  MetSoc Home            Publications            Contacts  
Search the Meteoritical Bulletin Database
Last update: 18 May 2022
Search for: Search type: Search limits: Display: Publication:
Names
Text help
Places
Classes
Years
Contains
Starts with
Exact
Sounds like
NonAntarctic
Falls  Non-NWAs
What's new
  in the last:
Limit to approved meteorite names
Search text:  
Qiquanhu
Basic information Name: Qiquanhu
     This is an OFFICIAL meteorite name.
Abbreviation: There is no official abbreviation for this meteorite.
Observed fall: Yes, probable fall
Year of probable fall: 2021
Country: China
Mass:help 847 g
Classification
  history:
Recommended:  Eucrite    [explanation]

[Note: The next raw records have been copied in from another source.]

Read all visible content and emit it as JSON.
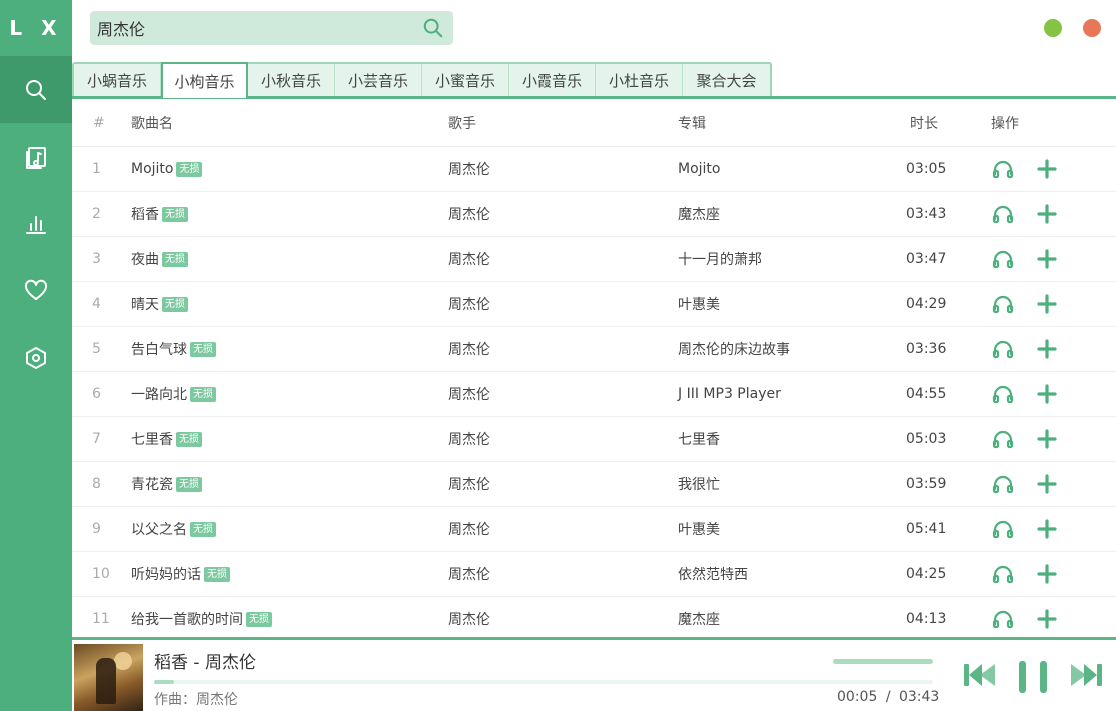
{
  "app": {
    "logo": "L X"
  },
  "sidebar": {
    "items": [
      {
        "icon": "search-icon",
        "active": true
      },
      {
        "icon": "music-list-icon",
        "active": false
      },
      {
        "icon": "chart-icon",
        "active": false
      },
      {
        "icon": "heart-icon",
        "active": false
      },
      {
        "icon": "settings-icon",
        "active": false
      }
    ]
  },
  "search": {
    "value": "周杰伦",
    "placeholder": ""
  },
  "tabs": [
    "小蜗音乐",
    "小枸音乐",
    "小秋音乐",
    "小芸音乐",
    "小蜜音乐",
    "小霞音乐",
    "小杜音乐",
    "聚合大会"
  ],
  "active_tab_index": 1,
  "table": {
    "headers": {
      "idx": "#",
      "name": "歌曲名",
      "singer": "歌手",
      "album": "专辑",
      "duration": "时长",
      "ops": "操作"
    },
    "rows": [
      {
        "idx": "1",
        "name": "Mojito",
        "badge": "无损",
        "singer": "周杰伦",
        "album": "Mojito",
        "duration": "03:05"
      },
      {
        "idx": "2",
        "name": "稻香",
        "badge": "无损",
        "singer": "周杰伦",
        "album": "魔杰座",
        "duration": "03:43"
      },
      {
        "idx": "3",
        "name": "夜曲",
        "badge": "无损",
        "singer": "周杰伦",
        "album": "十一月的萧邦",
        "duration": "03:47"
      },
      {
        "idx": "4",
        "name": "晴天",
        "badge": "无损",
        "singer": "周杰伦",
        "album": "叶惠美",
        "duration": "04:29"
      },
      {
        "idx": "5",
        "name": "告白气球",
        "badge": "无损",
        "singer": "周杰伦",
        "album": "周杰伦的床边故事",
        "duration": "03:36"
      },
      {
        "idx": "6",
        "name": "一路向北",
        "badge": "无损",
        "singer": "周杰伦",
        "album": "J III MP3 Player",
        "duration": "04:55"
      },
      {
        "idx": "7",
        "name": "七里香",
        "badge": "无损",
        "singer": "周杰伦",
        "album": "七里香",
        "duration": "05:03"
      },
      {
        "idx": "8",
        "name": "青花瓷",
        "badge": "无损",
        "singer": "周杰伦",
        "album": "我很忙",
        "duration": "03:59"
      },
      {
        "idx": "9",
        "name": "以父之名",
        "badge": "无损",
        "singer": "周杰伦",
        "album": "叶惠美",
        "duration": "05:41"
      },
      {
        "idx": "10",
        "name": "听妈妈的话",
        "badge": "无损",
        "singer": "周杰伦",
        "album": "依然范特西",
        "duration": "04:25"
      },
      {
        "idx": "11",
        "name": "给我一首歌的时间",
        "badge": "无损",
        "singer": "周杰伦",
        "album": "魔杰座",
        "duration": "04:13"
      }
    ]
  },
  "player": {
    "title": "稻香 - 周杰伦",
    "composer": "作曲：周杰伦",
    "current_time": "00:05",
    "separator": "/",
    "total_time": "03:43",
    "progress_fraction": 0.026,
    "volume_fraction": 1.0
  },
  "colors": {
    "accent": "#4caf7d",
    "accent_dark": "#3f9a6b",
    "minimize": "#85c442",
    "close": "#e8775a"
  }
}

This is 1 of 554 approved meteorites (plus 1 unapproved name) classified as Eucrite.   [show all]
Search for other: Achondrites, Eucrites, and HED achondrites
Comments: Approved 21 Jan 2022
Writeuphelp
Writeup from MB 111:

Qiquanhu        43°08.33417’N, 89°20.93383’E

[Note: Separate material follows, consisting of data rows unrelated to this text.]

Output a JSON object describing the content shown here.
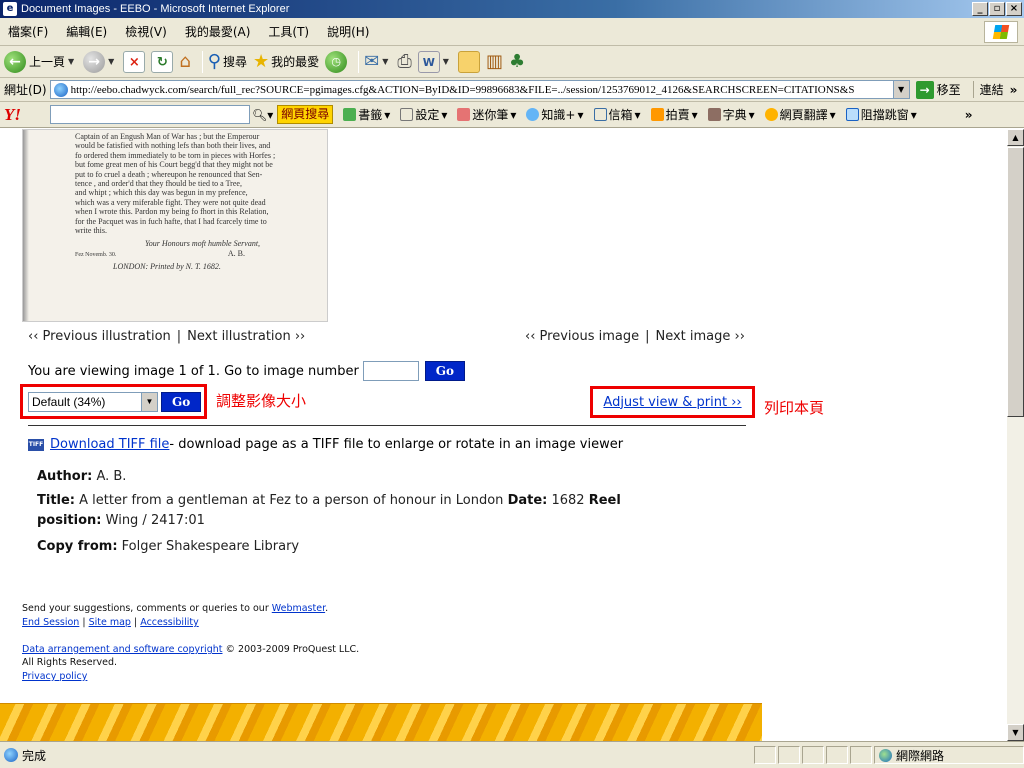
{
  "window": {
    "title": "Document Images - EEBO - Microsoft Internet Explorer"
  },
  "menu": [
    "檔案(F)",
    "編輯(E)",
    "檢視(V)",
    "我的最愛(A)",
    "工具(T)",
    "說明(H)"
  ],
  "toolbar": {
    "back_label": "上一頁",
    "search_label": "搜尋",
    "favorites_label": "我的最愛"
  },
  "address": {
    "label": "網址(D)",
    "url": "http://eebo.chadwyck.com/search/full_rec?SOURCE=pgimages.cfg&ACTION=ByID&ID=99896683&FILE=../session/1253769012_4126&SEARCHSCREEN=CITATIONS&S",
    "go_label": "移至",
    "links_label": "連結"
  },
  "yahoo": {
    "logo": "Y!",
    "search_button": "網頁搜尋",
    "items": [
      "書籤",
      "設定",
      "迷你筆",
      "知識+",
      "信箱",
      "拍賣",
      "字典",
      "網頁翻譯",
      "阻擋跳窗"
    ]
  },
  "scan": {
    "lines": [
      "Captain of an Engush Man of War has ; but the Emperour",
      "would be fatisfied with nothing lefs than both their lives, and",
      "fo ordered them immediately to be torn in pieces with Horfes ;",
      "but fome great men of his Court begg'd that they might not be",
      "put to fo cruel a death ; whereupon he renounced that Sen-",
      "tence , and order'd that they fhould be tied to a Tree,",
      "and whipt ; which this day was begun in my prefence,",
      "which was a very miferable fight. They were not quite dead",
      "when I wrote this. Pardon my being fo fhort in this Relation,",
      "for the Pacquet was in fuch hafte, that I had fcarcely time to",
      "write this."
    ],
    "signature": "Your Honours moft humble Servant,",
    "place": "Fez Novemb. 30.",
    "initials": "A. B.",
    "imprint": "LONDON: Printed by N. T. 1682."
  },
  "nav": {
    "prev_illustration": "‹‹ Previous illustration",
    "next_illustration": "Next illustration ››",
    "prev_image": "‹‹ Previous image",
    "next_image": "Next image ››",
    "separator": "|"
  },
  "viewing": {
    "text": "You are viewing image 1 of 1.  Go to image number",
    "go": "Go"
  },
  "zoom": {
    "selected": "Default (34%)",
    "go": "Go",
    "annotation": "調整影像大小"
  },
  "print": {
    "link": "Adjust view & print ››",
    "annotation": "列印本頁"
  },
  "download": {
    "icon_label": "TIFF",
    "link": "Download TIFF file",
    "desc": " - download page as a TIFF file to enlarge or rotate in an image viewer"
  },
  "record": {
    "author_label": "Author:",
    "author": " A. B.",
    "title_label": "Title:",
    "title": " A letter from a gentleman at Fez to a person of honour in London ",
    "date_label": "Date:",
    "date": " 1682 ",
    "reel_label": "Reel position:",
    "reel": " Wing / 2417:01",
    "copy_label": "Copy from:",
    "copy": " Folger Shakespeare Library"
  },
  "footer": {
    "suggest_text": "Send your suggestions, comments or queries to our ",
    "webmaster": "Webmaster",
    "period": ".",
    "end_session": "End Session",
    "site_map": "Site map",
    "accessibility": "Accessibility",
    "copyright_link": "Data arrangement and software copyright",
    "copyright_text": " © 2003-2009 ProQuest LLC.",
    "rights": "All Rights Reserved.",
    "privacy": "Privacy policy"
  },
  "status": {
    "text": "完成",
    "zone": "網際網路"
  }
}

Xinjiang, China

Probable fall: 2021 Jan 15

Classification: HED achondrite (Eucrite)

History: At about 7:44 am (Beijing time) on Jan. 15, 2021, a fireball was witnessed by local people in Urumqi, Xinjiang province, China. The fireball traveled W to E and was recorded by a CCTV camera. A series of strong detonations were heard by local residents in the Mulei area. Several meteorite hunters immediately conducted a field search in the area where the fall was thought to have occurred, but they failed to find any specimens. In early May 2021, two workers noticed one black stone (190 g) under a solar power panel near a power plant in Tulufan. A picture of the stone was uploaded to the web, and it was identified as a highly possible fall. These two workers then went back and found another black stone (47 g) in the same area. Immediately after, numerous meteorite hunters searched the area intensively, and five more stones (167, 93, 14, 266, and 70 g) with shining fusion crust were found by Mei Hua, Wang Weiwei, Liu Yukun, Zhao Tailu, Zhao Yuxian, Chen Pengli and Wang Zijian.

Physical characteristics: 7 stones with fresh fusion crust

Petrography: The meteorite consists of 62% pyroxene, 35% plagioclase, 2% silica, and less than 1% minor minerals (ilmenite, chromite, and apatite). This rock is fractured, and grain size up to 1 mm.

Geochemistry: low-Ca pyroxene (Fs55.9-62.6Wo1.4-9.5, Fe/Mn=34-37, n=16), Ca-rich pyroxene(Fs25.0-31.7Wo36.2-45.4, Fe/Mn=33-38, n=8).

Data from:
  MB111
  Table 0
  Line 0:
State/Prov/County:Xinjiang
Origin or pseudonym:Tulufan
Date:2021 Jan 15
Latitude:43°08.33417'N
Longitude:89°20.93383'E
Mass (g):847
Pieces:7
Class:Eucrite
Ferrosilite (mol%):60.7±1.6 (n=16); 26.9±2.3 (n=8)
Wollastonite (mol%):2.5±2.0 (n=16); 43.4±3.0 (n=8)
Classifier:Li Y.
Type spec mass (g):20
Type spec location:PMO
Main mass:Mei Hua, Liu Yukun
Finder:Mei Hua, Liu Yukun, Wang Weiwei, Zhao Tailu, Zhao Yuxian, Chen Pengfei, Wang Zijian
Comments:Submitted by W. Hsu
Institutions
   and collections
PMO: Purple Mountain Observatory, Nanjing, China (institutional address; updated 16 Dec 2011)
Beijing: Institute of Geology and Geophysics, Chinese Academy of Sciences, Beijing 100029, China (institutional address; updated 16 Oct 2011)
Catalogs:
References: Published in Meteoritical Bulletin, no. 111, in preparation (2022)
Find references in NASA ADS:
Find references in Google Scholar:
Photos:
CreditPhotos
Public domain photographs:
weibiao hsu         
Geography:

China
Coordinates:
     Recommended::   (43° 8' 20"N, 89° 20' 56"E)

Statistics:
     This is 1 of 290 approved meteorites from Xinjiang, China (plus 4 unapproved names)
     This is 1 of 450 approved meteorites from China (plus 9 unapproved names) (plus 1 impact crater)
Proximity search:
Find nearby meteorites: enter search radius (km):

Direct link to this page